─── RECORDS TO PROCESS

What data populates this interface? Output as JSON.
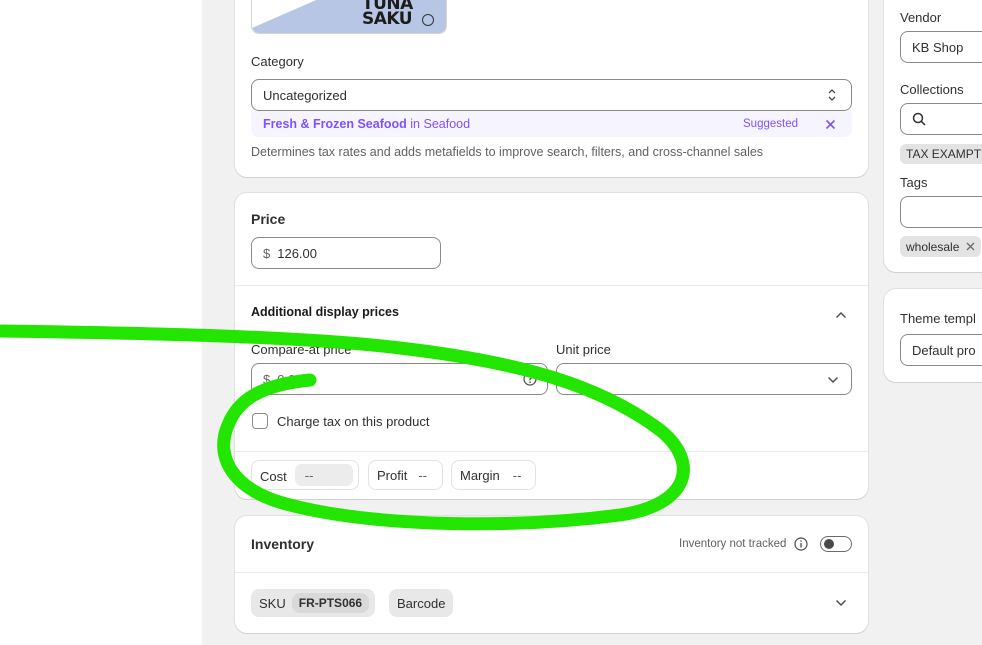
{
  "media": {
    "logo_line1": "PRIME TUNA",
    "logo_line2": "SAKU"
  },
  "category": {
    "label": "Category",
    "value": "Uncategorized",
    "suggestion_name": "Fresh & Frozen Seafood",
    "suggestion_in": "in",
    "suggestion_parent": "Seafood",
    "suggested_label": "Suggested",
    "help_text": "Determines tax rates and adds metafields to improve search, filters, and cross-channel sales"
  },
  "price": {
    "title": "Price",
    "currency": "$",
    "value": "126.00",
    "additional_title": "Additional display prices",
    "compare_label": "Compare-at price",
    "compare_value": "0.00",
    "unit_label": "Unit price",
    "unit_value": "--",
    "tax_label": "Charge tax on this product",
    "cost_label": "Cost",
    "cost_value": "--",
    "profit_label": "Profit",
    "profit_value": "--",
    "margin_label": "Margin",
    "margin_value": "--"
  },
  "inventory": {
    "title": "Inventory",
    "tracked_label": "Inventory not tracked",
    "sku_label": "SKU",
    "sku_value": "FR-PTS066",
    "barcode_label": "Barcode"
  },
  "organization": {
    "vendor_label": "Vendor",
    "vendor_value": "KB Shop",
    "collections_label": "Collections",
    "collection_tag": "TAX EXAMPT",
    "tags_label": "Tags",
    "tag": "wholesale"
  },
  "theme": {
    "label": "Theme templ",
    "value": "Default pro"
  },
  "colors": {
    "accent_purple": "#8051ff",
    "annotation_green": "#22e600"
  }
}
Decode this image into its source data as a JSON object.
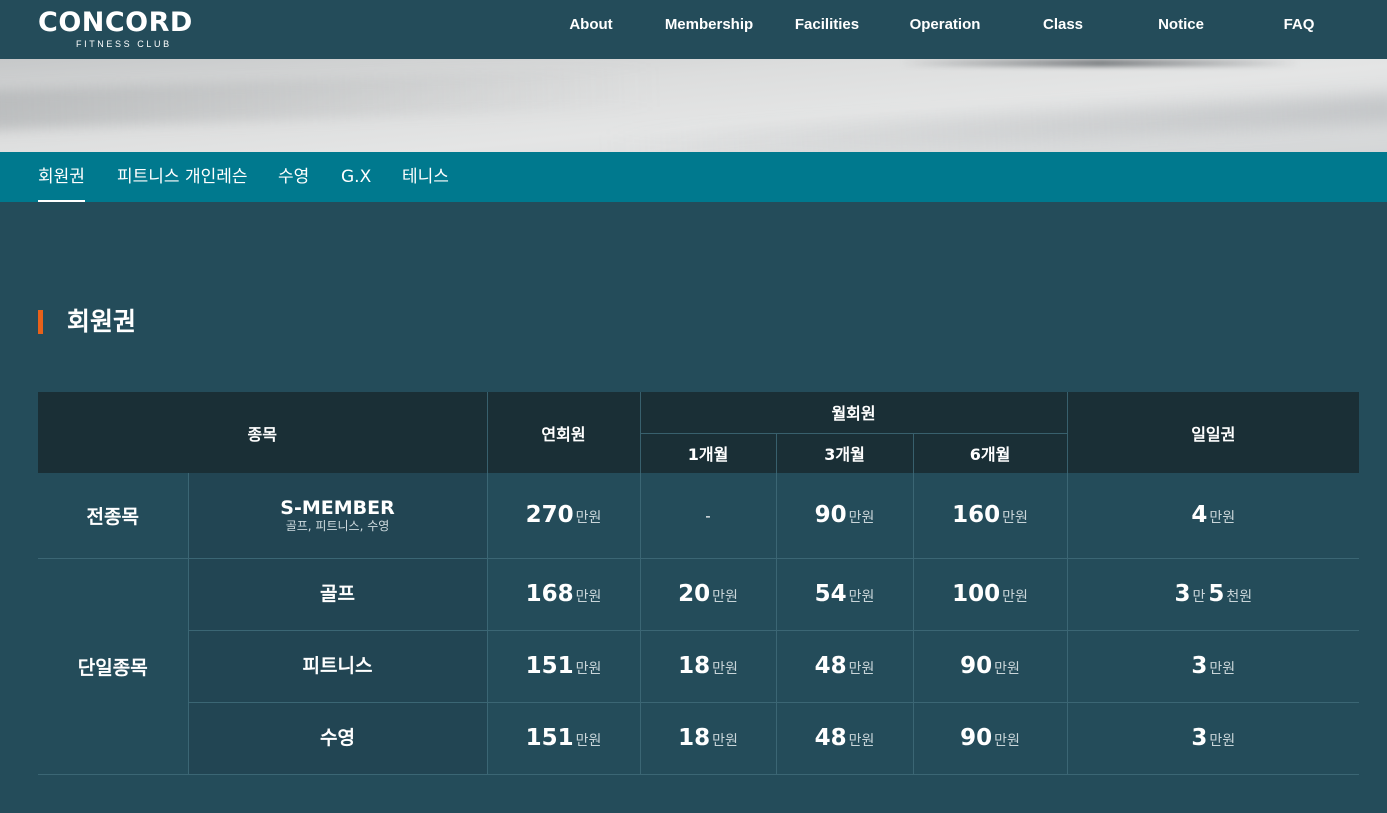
{
  "logo": {
    "main": "CONCORD",
    "sub": "FITNESS CLUB"
  },
  "nav": [
    "About",
    "Membership",
    "Facilities",
    "Operation",
    "Class",
    "Notice",
    "FAQ"
  ],
  "subtabs": [
    "회원권",
    "피트니스 개인레슨",
    "수영",
    "G.X",
    "테니스"
  ],
  "active_subtab": "회원권",
  "section_title": "회원권",
  "accent_color": "#e8611a",
  "table": {
    "headers": {
      "category": "종목",
      "annual": "연회원",
      "monthly": "월회원",
      "m1": "1개월",
      "m3": "3개월",
      "m6": "6개월",
      "daily": "일일권"
    },
    "units": {
      "manwon": "만원",
      "man": "만",
      "cheonwon": "천원"
    },
    "rows": [
      {
        "category": "전종목",
        "name": "S-MEMBER",
        "desc": "골프, 피트니스, 수영",
        "annual": "270",
        "m1": "-",
        "m3": "90",
        "m6": "160",
        "daily": "4"
      },
      {
        "category": "단일종목",
        "name": "골프",
        "annual": "168",
        "m1": "20",
        "m3": "54",
        "m6": "100",
        "daily_man": "3",
        "daily_cheon": "5"
      },
      {
        "name": "피트니스",
        "annual": "151",
        "m1": "18",
        "m3": "48",
        "m6": "90",
        "daily": "3"
      },
      {
        "name": "수영",
        "annual": "151",
        "m1": "18",
        "m3": "48",
        "m6": "90",
        "daily": "3"
      }
    ]
  }
}
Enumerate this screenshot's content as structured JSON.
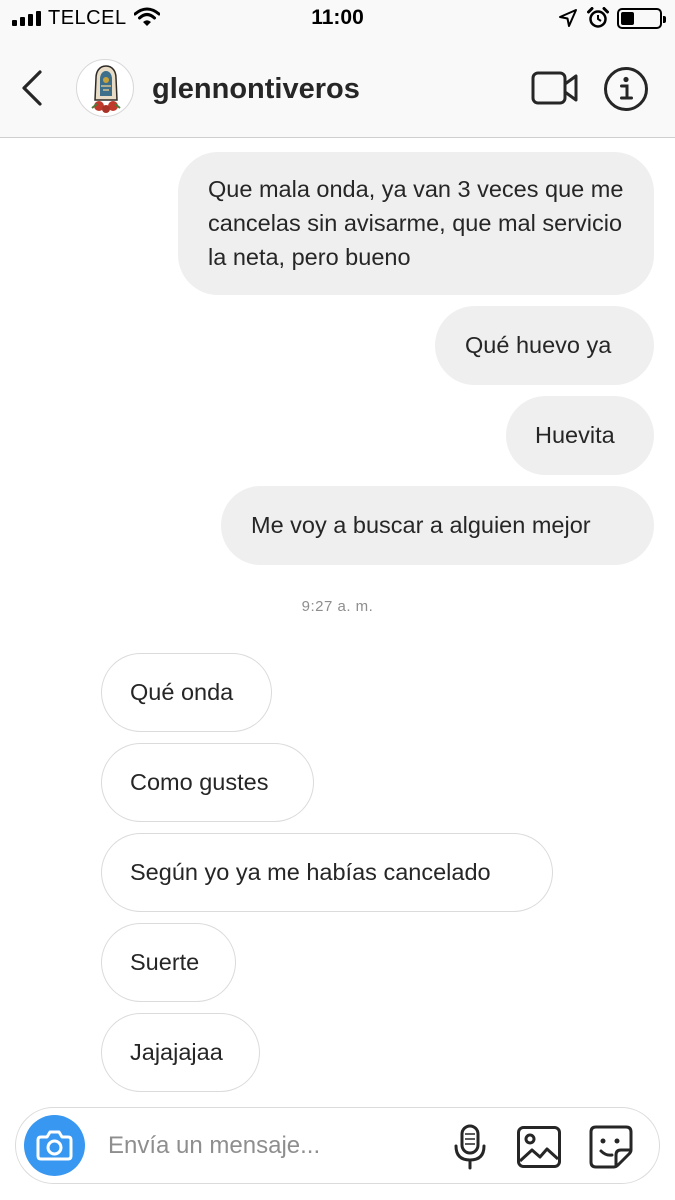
{
  "status_bar": {
    "carrier": "TELCEL",
    "time": "11:00",
    "battery_level": 0.35,
    "icons": [
      "signal-icon",
      "wifi-icon",
      "location-arrow-icon",
      "alarm-icon",
      "battery-icon"
    ]
  },
  "header": {
    "username": "glennontiveros",
    "icons": [
      "back-chevron-icon",
      "avatar",
      "video-call-icon",
      "info-icon"
    ]
  },
  "messages": {
    "sent": [
      "Que mala onda, ya van 3 veces que me cancelas sin avisarme, que mal servicio la neta, pero bueno",
      "Qué huevo ya",
      "Huevita",
      "Me voy a buscar a alguien mejor"
    ],
    "timestamp": "9:27 a. m.",
    "received": [
      "Qué onda",
      "Como gustes",
      "Según yo ya me habías cancelado",
      "Suerte",
      "Jajajajaa"
    ]
  },
  "composer": {
    "placeholder": "Envía un mensaje...",
    "value": "",
    "icons": [
      "camera-icon",
      "microphone-icon",
      "gallery-icon",
      "sticker-icon"
    ]
  },
  "colors": {
    "accent": "#3897f0",
    "sent_bubble": "#efefef",
    "received_border": "#dbdbdb",
    "text": "#262626",
    "muted": "#8e8e8e"
  }
}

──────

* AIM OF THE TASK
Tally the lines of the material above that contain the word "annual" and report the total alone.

* SOLUTION TO THE EXERCISE
5